In Ghosts & Apparitions, history and memory are materialized through the reflection on filmic language – an old question of human kind is ‘how can we make visible what is invisible, sometimes only somatic, sometimes a faded memory, sometimes just a dream’? How can cinema be the materialization of what cannot find its definite formulation?

In our programme, transitional processes are present and relevant: from forgetfulness to remembrance, from the past into our present, from the individual into the collective realms. Architecture and political iterations of space and human existence in Concrete Forms of Existence, This Means More or The Kiosk; memories and the materialization of stories and events that became ghosts in The Tunnel, Deep Waters, Me and the Cult Leader / Aganai, They Whisper But Sometimes Scream, Truth or Consequences, The Metamorphosis of Birds, Santikhiri Sonata; love and death as two drives one same movement in Mon Amour, Point and Line in Plane, Dying Under Your Eyes.

Work, in its relation to the passage of time and the mourning of a known order of things – the transformation of the working class with the shift into a tertiary economy, is transversal to the whole programme and here finds in a community of miners in Spain an eloquent essay and reflection, in Work Or To Whom Does The World Belong, or in another context - a lost Russia hijacked by global resource exploitation in Karabash.

Ghosts & Apparitions is also about experimenting with the cinematic forms and narratives, and our programme presents an eclectic , surprising group of films that question what documentary can be and build upon a wider vision of its tradition and norms. Frem takes us into a voyage outside the anthropocentric perspective over landscape and nature, using technology to build a true epic about loss, loneliness and the capacity for regeneration, and Everything That Is Forgotten in an Instant builds an intricate passionate journey between words, translations, and political landscapes and transformations.

Ascending Ballard Down collates materials of a different nature into a poetic reflection on art and landscape, and A New England Document brings together a critique of the colonialist tradition of ethnography and the art of collecting and treating documents and proofs. On A Clear Day You Can See The Revolution From Here explodes the official discourses on a country’s context and history, through personal voices and a disruptive cinematic time.
Yamīhex: Spirit-Women exists within the tradition of indigenous Brazilian cinema, where the documentation of culture and gestures lives aside the materialization of myths and visions, building a strongly aesthetical and poignant portrait of a specific relation to community, history and gender.

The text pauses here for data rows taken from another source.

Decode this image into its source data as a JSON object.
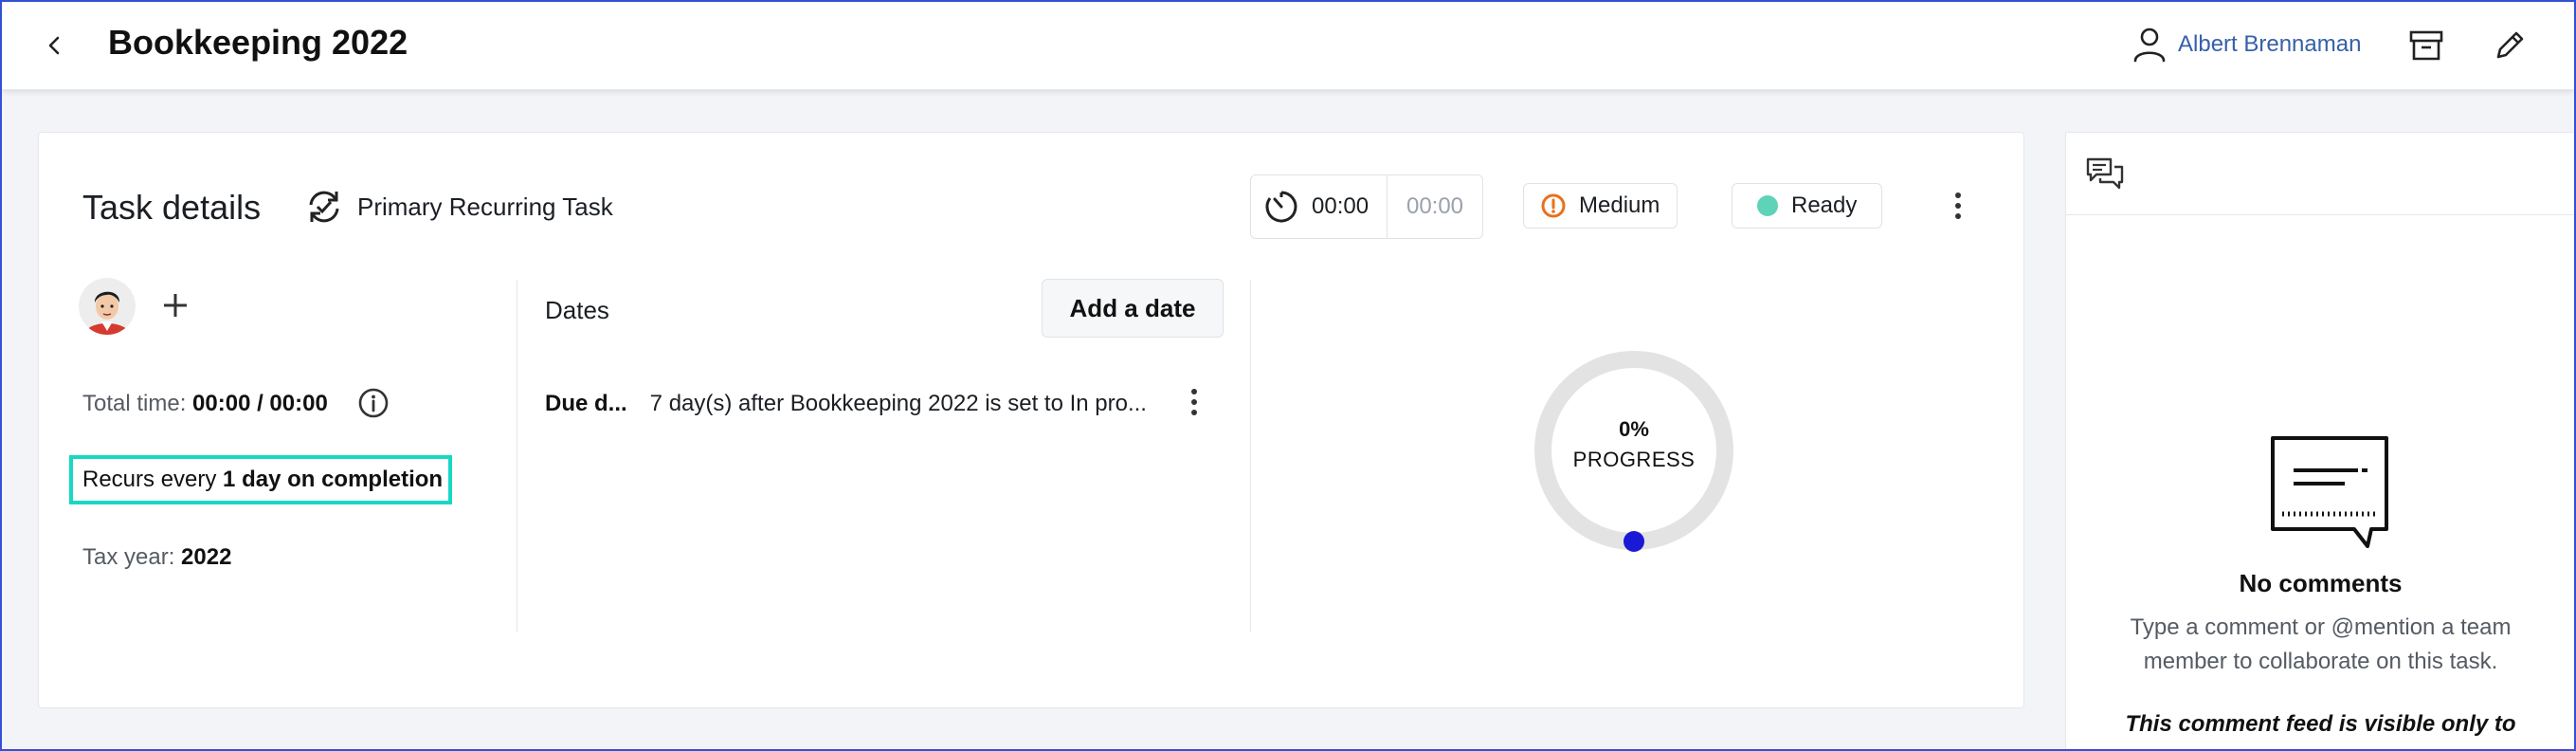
{
  "header": {
    "title": "Bookkeeping 2022",
    "user_name": "Albert Brennaman",
    "icons": [
      "chevron-left-icon",
      "user-icon",
      "archive-icon",
      "pencil-icon"
    ]
  },
  "task": {
    "section_title": "Task details",
    "recurring_label": "Primary Recurring Task",
    "timer": {
      "elapsed": "00:00",
      "estimate": "00:00"
    },
    "priority": {
      "label": "Medium",
      "color": "#e8711c"
    },
    "status": {
      "label": "Ready",
      "color": "#5fd3b8"
    },
    "total_time_label": "Total time:",
    "total_time_value": "00:00 / 00:00",
    "recurs_prefix": "Recurs every",
    "recurs_value": "1 day on completion",
    "tax_year_label": "Tax year:",
    "tax_year_value": "2022"
  },
  "dates": {
    "section_label": "Dates",
    "add_button": "Add a date",
    "rows": [
      {
        "label": "Due d...",
        "text": "7 day(s) after Bookkeeping 2022 is set to In pro..."
      }
    ]
  },
  "progress": {
    "percent_text": "0%",
    "label": "PROGRESS",
    "value": 0,
    "track_color": "#e3e3e3",
    "indicator_color": "#1a1ad6"
  },
  "comments": {
    "empty_title": "No comments",
    "empty_text": "Type a comment or @mention a team member to collaborate on this task.",
    "visibility_note": "This comment feed is visible only to"
  },
  "colors": {
    "accent": "#3660a8",
    "highlight": "#18d8c4",
    "frame": "#3350d8"
  }
}
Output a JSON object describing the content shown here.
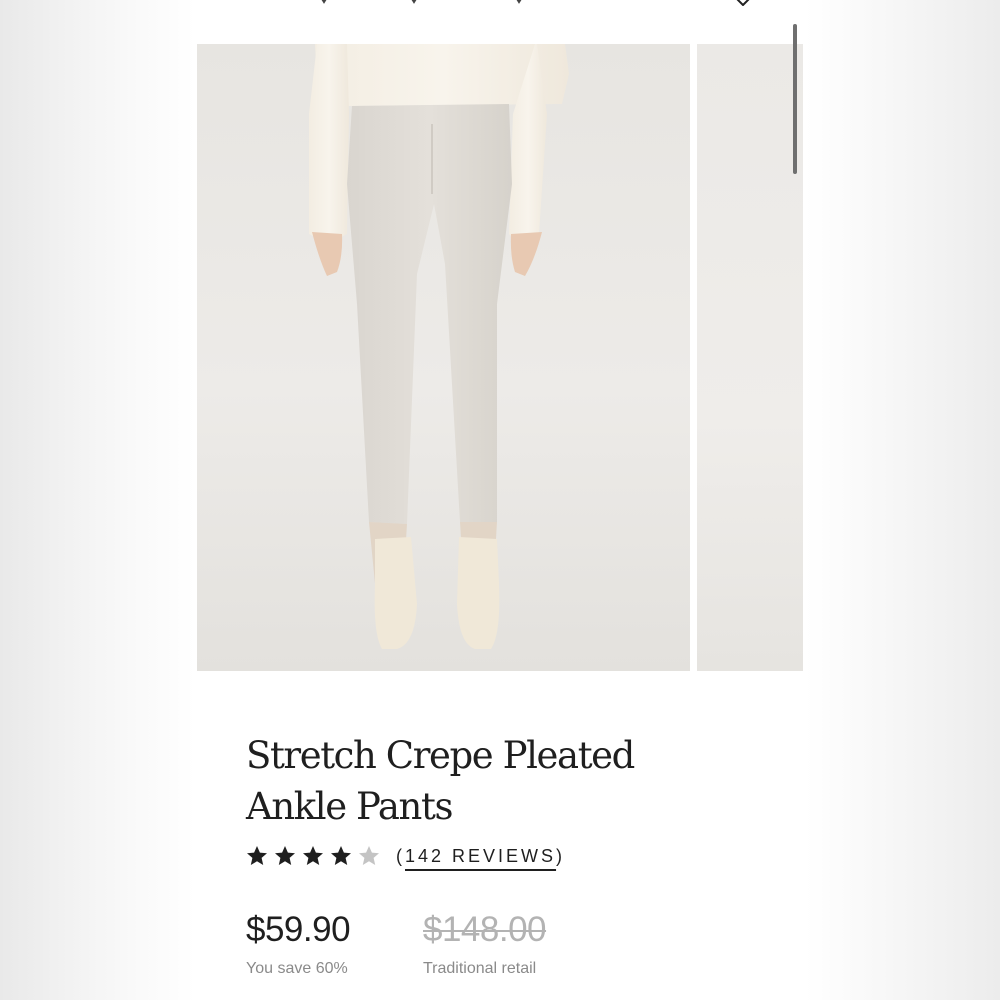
{
  "product": {
    "title": "Stretch Crepe Pleated Ankle Pants",
    "rating": 4,
    "rating_max": 5,
    "reviews_open": "(",
    "reviews_label": "142 REVIEWS",
    "reviews_close": ")",
    "price": "$59.90",
    "savings": "You save 60%",
    "original_price": "$148.00",
    "original_price_label": "Traditional retail"
  },
  "icons": {
    "favorite": "heart-icon",
    "star_filled": "star-icon",
    "star_empty": "star-outline-icon"
  },
  "gallery": {
    "images": [
      "model-wearing-pants-front",
      "next-image-preview"
    ]
  },
  "colors": {
    "text": "#1f1f1f",
    "muted": "#8a8a8a",
    "strike": "#b3b3b3",
    "star_on": "#1f1f1f",
    "star_off": "#c4c4c4"
  }
}
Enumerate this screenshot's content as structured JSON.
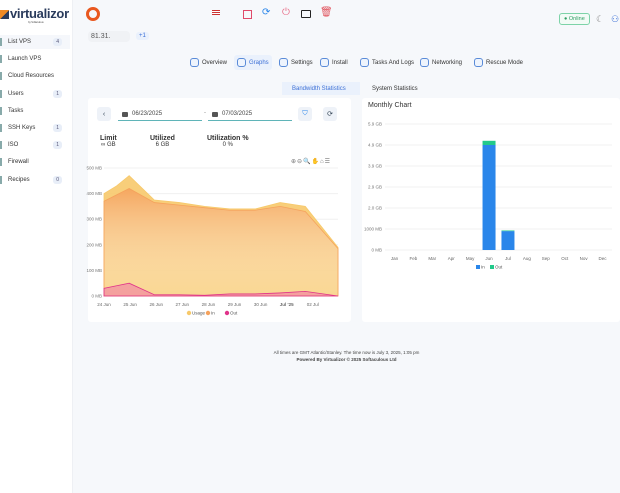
{
  "brand": {
    "name": "virtualizor",
    "tagline": "by Softaculous"
  },
  "sidebar": {
    "items": [
      {
        "label": "List VPS",
        "badge": "4"
      },
      {
        "label": "Launch VPS"
      },
      {
        "label": "Cloud Resources"
      },
      {
        "label": "Users",
        "badge": "1"
      },
      {
        "label": "Tasks"
      },
      {
        "label": "SSH Keys",
        "badge": "1"
      },
      {
        "label": "ISO",
        "badge": "1"
      },
      {
        "label": "Firewall"
      },
      {
        "label": "Recipes",
        "badge": "0"
      }
    ]
  },
  "header": {
    "status": "Online",
    "ip": "81.31.",
    "ip_more": "+1",
    "icons": [
      "ubuntu-icon",
      "us-flag-icon",
      "stop-icon",
      "restart-icon",
      "power-icon",
      "console-icon",
      "delete-icon",
      "moon-icon",
      "user-icon"
    ]
  },
  "tabs": [
    {
      "label": "Overview"
    },
    {
      "label": "Graphs",
      "active": true
    },
    {
      "label": "Settings"
    },
    {
      "label": "Install"
    },
    {
      "label": "Tasks And Logs"
    },
    {
      "label": "Networking"
    },
    {
      "label": "Rescue Mode"
    }
  ],
  "subtabs": [
    {
      "label": "Bandwidth Statistics",
      "active": true
    },
    {
      "label": "System Statistics"
    }
  ],
  "filters": {
    "start_date": "06/23/2025",
    "separator": "-",
    "end_date": "07/03/2025"
  },
  "stats": [
    {
      "label": "Limit",
      "value": "∞ GB"
    },
    {
      "label": "Utilized",
      "value": "6 GB"
    },
    {
      "label": "Utilization %",
      "value": "0 %"
    }
  ],
  "colors": {
    "usage": "#f7c96b",
    "in": "#f5a25c",
    "out": "#e0338a",
    "bar_in": "#2a86ea",
    "bar_out": "#22c98a",
    "accent": "#3b6fd6"
  },
  "chart_data": [
    {
      "type": "area",
      "ylim": [
        0,
        500
      ],
      "yticks": [
        "0 MB",
        "100 MB",
        "200 MB",
        "300 MB",
        "400 MB",
        "500 MB"
      ],
      "xticks": [
        "24 Jun",
        "25 Jun",
        "26 Jun",
        "27 Jun",
        "28 Jun",
        "29 Jun",
        "30 Jun",
        "Jul '25",
        "02 Jul"
      ],
      "x": [
        "24 Jun",
        "24 Jun 12h",
        "25 Jun",
        "26 Jun",
        "27 Jun",
        "28 Jun",
        "29 Jun",
        "30 Jun",
        "01 Jul",
        "02 Jul",
        "03 Jul"
      ],
      "series": [
        {
          "name": "Usage",
          "values": [
            400,
            430,
            470,
            375,
            365,
            350,
            340,
            340,
            365,
            350,
            190
          ]
        },
        {
          "name": "In",
          "values": [
            370,
            395,
            420,
            365,
            355,
            345,
            335,
            335,
            350,
            330,
            185
          ]
        },
        {
          "name": "Out",
          "values": [
            30,
            40,
            50,
            5,
            5,
            3,
            8,
            8,
            12,
            18,
            0
          ]
        }
      ],
      "legend": "bottom"
    },
    {
      "type": "bar",
      "stacked": true,
      "title": "Monthly Chart",
      "ylim": [
        0,
        6000
      ],
      "yunit": "MB",
      "yticks": [
        "0 MB",
        "1000 MB",
        "2.0 GB",
        "2.9 GB",
        "3.9 GB",
        "4.9 GB",
        "5.9 GB"
      ],
      "categories": [
        "Jan",
        "Feb",
        "Mar",
        "Apr",
        "May",
        "Jun",
        "Jul",
        "Aug",
        "Sep",
        "Oct",
        "Nov",
        "Dec"
      ],
      "series": [
        {
          "name": "In",
          "values": [
            0,
            0,
            0,
            0,
            0,
            5000,
            900,
            0,
            0,
            0,
            0,
            0
          ]
        },
        {
          "name": "Out",
          "values": [
            0,
            0,
            0,
            0,
            0,
            200,
            30,
            0,
            0,
            0,
            0,
            0
          ]
        }
      ],
      "legend": "bottom"
    }
  ],
  "footer": {
    "timezone": "All times are GMT Atlantic/Stanley. The time now is July 3, 2025, 1:05 pm",
    "powered": "Powered By Virtualizor © 2025 Softaculous Ltd"
  }
}
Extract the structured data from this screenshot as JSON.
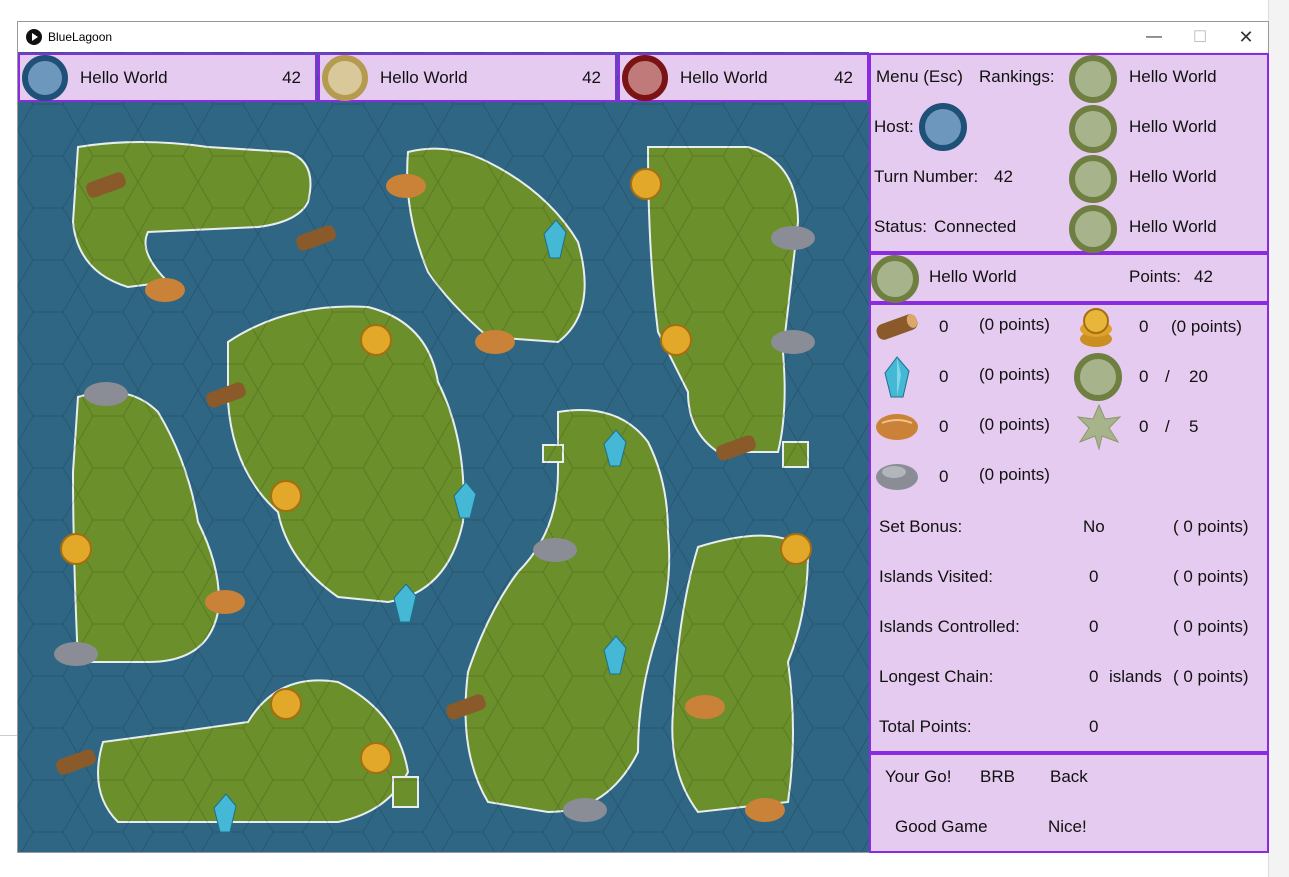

We are presenting an online focus on some of the films by Lynne Sachs, whose latest film will be screened in Into The World, in October. This online focus was built around the notion of translation, as a process of transformation, transmission, clarification and construction of meaning. With films from different moments of Sachs’ career, we put our focus in five films that bring a series of fundamental topics on her work: encountering the other, living with
history, finding a common ground for coexistence, and cinema as a matter of ghosts but also of flesh and blood – a lively matter that brings clarity and proximity.